I had to do some serious journalism tonight, but took a break to watch the France-Scotland game. Now I am going to have to wait until tomorrow when I sober up. Tomorrow may not be long enough.
21 points from 9 games, including beating France home and away, is an astonishing result for a Scotland team widely regarded as largely talent-free, and drawn in an apparently impossible group including France, Italy and Ukraine. Only seven teams have ever won the World Cup, and to face two of them in a European Championship qualifying group is ridiculous.
I grew up in an era of Scotland teams gloriously endowed with talent. In 1974 Scotland went to the World Cup with the best team in the world. I googled to try and find a squad list, but I couldn’t discover one. Amazingly the Wikipedia entry for Scotland’s football team doesn’t give 1974 a mention.
So I have to try and remember the squad, the backbone of which – David Harvey, Billy Bremner, Peter Lorimer, Joe Jordan – came from Don Revie’s Leeds United team. Scotland were so outrageously talented that Jimmy Johnstone didn’t get off the bench, and another truly great winger, Eddie Grey, wasn’t even taken. Any team that can put Kenny Dalglish and Denis Law up front was something to marvel at. For me the team was best exemplified by the full-backs, Sandy Jardine and Danny MacGrain, the two most talented players in that position I have ever seen paired for any team anywhere, who helped invent the modern wing-back concept. And what a majestic player Davie Hay was.
That Scotland became the first team in the history of the World Cup to be undefeated yet not win it. They outplayed Brazil in a 0-0 draw. I have looked down the barrels of guns more than once (and I mean that literally, not as sportng hyperbole), but the longest half second of my life was when the ball bobbled agonisingly just past the post, after Billy Bremner stabbed at it with his left foot when a corner, from Willie Morgan I think, whipped through the crowded six yard box (Jordan and Holton were a crowd in themselves) and suddenly flashed in upon him. I remember his forearms around his ears in agony when he realised what he had done. And I recall the hopeless long shot, bobbling gently, that the Zaire goalkeeper let through his legs to knock Scotland out on goal difference.

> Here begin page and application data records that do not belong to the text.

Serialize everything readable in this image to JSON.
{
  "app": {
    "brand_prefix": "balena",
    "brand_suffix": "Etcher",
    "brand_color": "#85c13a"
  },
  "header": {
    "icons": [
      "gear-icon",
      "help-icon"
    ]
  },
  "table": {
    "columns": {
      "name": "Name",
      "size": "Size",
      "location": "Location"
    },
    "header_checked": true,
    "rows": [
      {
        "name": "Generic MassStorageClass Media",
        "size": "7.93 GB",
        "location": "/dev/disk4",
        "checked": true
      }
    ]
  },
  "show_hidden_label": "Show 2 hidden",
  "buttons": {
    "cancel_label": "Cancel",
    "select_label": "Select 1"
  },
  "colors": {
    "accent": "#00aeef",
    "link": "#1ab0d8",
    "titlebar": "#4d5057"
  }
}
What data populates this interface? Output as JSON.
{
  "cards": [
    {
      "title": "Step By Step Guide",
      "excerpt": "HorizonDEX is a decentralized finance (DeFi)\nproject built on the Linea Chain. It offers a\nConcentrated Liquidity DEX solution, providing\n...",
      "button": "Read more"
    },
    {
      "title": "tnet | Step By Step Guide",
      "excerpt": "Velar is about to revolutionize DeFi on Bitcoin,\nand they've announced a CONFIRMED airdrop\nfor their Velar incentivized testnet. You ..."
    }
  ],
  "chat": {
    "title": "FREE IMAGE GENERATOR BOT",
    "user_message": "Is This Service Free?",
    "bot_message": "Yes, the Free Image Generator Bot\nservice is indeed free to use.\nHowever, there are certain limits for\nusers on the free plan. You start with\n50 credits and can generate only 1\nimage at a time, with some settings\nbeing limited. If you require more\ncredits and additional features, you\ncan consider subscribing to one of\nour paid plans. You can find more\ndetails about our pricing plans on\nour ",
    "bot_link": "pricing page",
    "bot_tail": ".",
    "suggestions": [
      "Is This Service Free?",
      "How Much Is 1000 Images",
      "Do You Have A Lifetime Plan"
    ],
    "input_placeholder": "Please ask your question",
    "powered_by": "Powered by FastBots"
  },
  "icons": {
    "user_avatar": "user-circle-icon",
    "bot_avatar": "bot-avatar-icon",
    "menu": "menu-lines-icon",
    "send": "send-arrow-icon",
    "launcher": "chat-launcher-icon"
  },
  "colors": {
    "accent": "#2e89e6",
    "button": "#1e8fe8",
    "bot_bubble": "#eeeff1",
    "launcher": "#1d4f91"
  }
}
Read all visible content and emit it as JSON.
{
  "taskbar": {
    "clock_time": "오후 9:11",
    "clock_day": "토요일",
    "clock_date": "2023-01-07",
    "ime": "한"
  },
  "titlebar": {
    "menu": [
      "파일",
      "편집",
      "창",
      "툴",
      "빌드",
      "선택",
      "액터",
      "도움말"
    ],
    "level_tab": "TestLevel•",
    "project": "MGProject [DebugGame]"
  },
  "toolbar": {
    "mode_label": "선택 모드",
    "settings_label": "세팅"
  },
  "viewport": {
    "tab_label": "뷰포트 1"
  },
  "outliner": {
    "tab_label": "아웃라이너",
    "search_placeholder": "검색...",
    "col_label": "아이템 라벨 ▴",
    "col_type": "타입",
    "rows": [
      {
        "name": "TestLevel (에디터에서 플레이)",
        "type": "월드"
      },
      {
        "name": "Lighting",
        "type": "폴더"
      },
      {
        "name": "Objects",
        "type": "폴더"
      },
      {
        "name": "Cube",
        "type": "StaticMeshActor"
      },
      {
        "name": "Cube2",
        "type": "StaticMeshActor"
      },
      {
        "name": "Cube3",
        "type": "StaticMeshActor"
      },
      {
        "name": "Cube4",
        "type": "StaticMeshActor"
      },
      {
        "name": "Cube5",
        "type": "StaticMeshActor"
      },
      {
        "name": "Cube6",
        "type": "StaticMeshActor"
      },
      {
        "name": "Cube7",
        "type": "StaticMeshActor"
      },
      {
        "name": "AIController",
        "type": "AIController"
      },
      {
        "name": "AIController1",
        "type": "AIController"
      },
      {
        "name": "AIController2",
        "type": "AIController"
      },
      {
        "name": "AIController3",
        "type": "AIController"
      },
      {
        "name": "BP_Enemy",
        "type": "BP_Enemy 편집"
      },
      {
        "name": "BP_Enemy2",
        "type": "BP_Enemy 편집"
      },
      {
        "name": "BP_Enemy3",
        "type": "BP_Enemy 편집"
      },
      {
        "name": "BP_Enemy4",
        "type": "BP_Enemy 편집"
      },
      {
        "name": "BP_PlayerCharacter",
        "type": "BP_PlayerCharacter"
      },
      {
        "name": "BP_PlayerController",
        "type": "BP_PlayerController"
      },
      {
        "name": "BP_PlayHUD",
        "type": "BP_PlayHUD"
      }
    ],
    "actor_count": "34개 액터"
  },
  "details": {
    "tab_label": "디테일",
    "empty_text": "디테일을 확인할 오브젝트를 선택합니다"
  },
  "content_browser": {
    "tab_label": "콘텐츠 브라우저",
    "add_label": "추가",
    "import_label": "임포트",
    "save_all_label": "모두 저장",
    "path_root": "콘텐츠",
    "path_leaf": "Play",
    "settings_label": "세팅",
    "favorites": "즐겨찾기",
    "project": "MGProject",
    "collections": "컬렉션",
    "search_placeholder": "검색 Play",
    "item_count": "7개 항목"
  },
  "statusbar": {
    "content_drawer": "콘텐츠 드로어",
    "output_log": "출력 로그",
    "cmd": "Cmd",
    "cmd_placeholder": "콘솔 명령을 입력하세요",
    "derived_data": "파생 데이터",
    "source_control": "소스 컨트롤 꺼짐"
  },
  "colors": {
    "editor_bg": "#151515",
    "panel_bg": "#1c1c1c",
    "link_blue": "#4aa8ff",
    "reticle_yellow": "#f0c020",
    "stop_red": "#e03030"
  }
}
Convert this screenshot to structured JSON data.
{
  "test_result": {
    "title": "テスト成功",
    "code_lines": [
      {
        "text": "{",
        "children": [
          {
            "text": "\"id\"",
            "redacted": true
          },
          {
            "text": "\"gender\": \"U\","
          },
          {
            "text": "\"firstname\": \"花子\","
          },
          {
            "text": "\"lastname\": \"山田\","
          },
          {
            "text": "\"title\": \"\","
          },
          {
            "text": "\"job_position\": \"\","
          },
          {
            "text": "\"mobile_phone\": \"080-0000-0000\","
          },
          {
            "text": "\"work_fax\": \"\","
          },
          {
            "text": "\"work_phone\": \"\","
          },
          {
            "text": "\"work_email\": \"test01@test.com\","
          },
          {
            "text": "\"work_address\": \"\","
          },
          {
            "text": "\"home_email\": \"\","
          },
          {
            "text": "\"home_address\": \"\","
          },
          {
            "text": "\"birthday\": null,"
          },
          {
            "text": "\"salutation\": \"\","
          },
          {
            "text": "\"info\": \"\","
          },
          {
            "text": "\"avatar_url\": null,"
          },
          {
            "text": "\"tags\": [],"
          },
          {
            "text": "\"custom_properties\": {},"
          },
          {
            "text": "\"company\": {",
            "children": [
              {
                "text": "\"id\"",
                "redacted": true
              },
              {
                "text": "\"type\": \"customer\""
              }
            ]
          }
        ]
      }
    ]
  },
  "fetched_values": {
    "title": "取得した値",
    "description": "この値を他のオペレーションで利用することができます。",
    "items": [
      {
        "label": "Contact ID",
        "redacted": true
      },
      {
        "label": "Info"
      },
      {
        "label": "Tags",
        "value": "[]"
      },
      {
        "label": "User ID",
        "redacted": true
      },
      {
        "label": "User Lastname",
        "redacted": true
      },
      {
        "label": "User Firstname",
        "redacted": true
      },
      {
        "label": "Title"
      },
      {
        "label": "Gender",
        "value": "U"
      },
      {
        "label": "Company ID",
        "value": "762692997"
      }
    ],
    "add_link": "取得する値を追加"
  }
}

Tactical naivety was part of the problem. Why on earth didn’t we unleash Willie Morgan and Jimmy Johnstone to run at Zaire? Over-confidence, perhaps. Lorimer was a wonderful player, but we developed an over-reliance on his pile-driving free kicks.
Scotland now have probably not a single player, other than Craig Gordon, who would have even been considered for the 1974 squad. The outrageous talent has peculiarly dried up, despite McFadden’s glorious strike. But we have a very tough-minded management, a team spirit untroubled by preening superstars, and that gallus quality which works better in an underdog than when we were fancied.
Excuse me, I have to pour another whisky…